Whether or not these insights apply to the actual halting problem is a next level review that must be done by a qualified computer scientist.
The code you have provided is a demonstration of something that has already been demonstrated mathematically. Doesn't matter how you phrase your posts that remains true.
Lets say you create a interpreter which changes the context in which the problem runs. For example it halts every single time a specific instruction is called. Certainly provable that it halts then. But that is a different problem than the one you posted.
So your choices are
1. Find your own problem and prove anything you want about it. You must fully define the problem space.
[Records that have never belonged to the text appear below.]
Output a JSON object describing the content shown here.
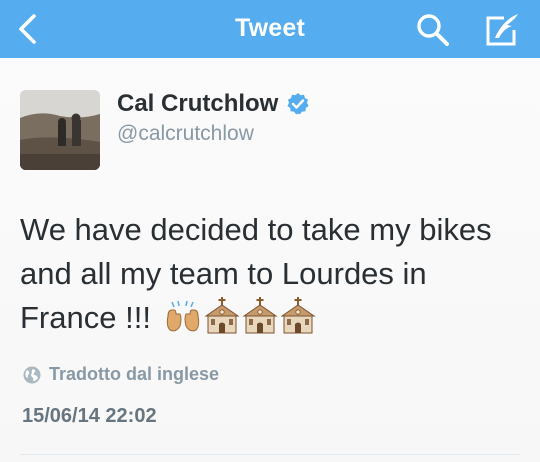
{
  "nav": {
    "title": "Tweet",
    "back_icon": "chevron-left-icon",
    "search_icon": "search-icon",
    "compose_icon": "compose-quill-icon",
    "bar_color": "#55acee"
  },
  "tweet": {
    "author_name": "Cal Crutchlow",
    "author_handle": "@calcrutchlow",
    "verified": true,
    "text": "We have decided to take my bikes and all my team to Lourdes in France !!!",
    "emojis": [
      "raised-hands-emoji",
      "church-emoji",
      "church-emoji",
      "church-emoji"
    ],
    "translation_label": "Tradotto dal inglese",
    "timestamp": "15/06/14 22:02"
  }
}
2. Find a way to invalidate the existing Turing proof using the context in which it was presented. You do not get to change that context - if you want to change the context then see item #1.
Note that step #1 even being fully correct will say nothing about the Turing proof.
Latest update: the bug is gone after I run cmd console, instead of the new Terminal console. Case closed. Thanks everybody for checking and testing.
I found a cout bug with Visual C++ 2022 on Windows 11. VC++ 2019 does not have this bug. When I try to debug, the problem goes away. I have produced a small repo that reproduces the issue. Please help me check so that I can report this bug to Microsoft. Thanks.
Mine also has a tabbed interface, so I have three tabs: cmd, PowerShell and Linux under WSL. It seems just as fast as anything else. I can only assume there is another interface that is the default in the 11 version. Unfortunately (or maybe not) my PC does not support Windows 11.
I am trying to play an mp3 file from a WinAPI/C++ application. I'm using 32-bit MinGW on Windows 10.
I found an example program which uses the MCI (winmm) interface to play the file; I found an example command-line program which implements this using mciSendString() calls...
I had some problems handling paths to the mp3 file, and *thought* I had fixed it by converting the paths to 8.3 short format... the command-line program plays the files just fine, but when I import exactly the same code into my WinAPI dialog-box application, although the MCI functions all return success, no sound plays...
Does anyone have any idea what is missing here?? Or does this library just not work from a Windows dialog app?
Well, all of the Windows-supported libraries present problems, especially if one is building using MinGW rather than Visual C++. Generally, they cannot be built at all without a massive amount of hacking the code bases to make them MinGW-compatible. No DirectShow apps will build, neither will the more-recent MS audio interface (don't recall the name at the moment).
However, I found a freeware library called zplay, which is easy to build, open source, and nice, compact code... it also has the ability to play other formats, such as flac... so I'll just go with that...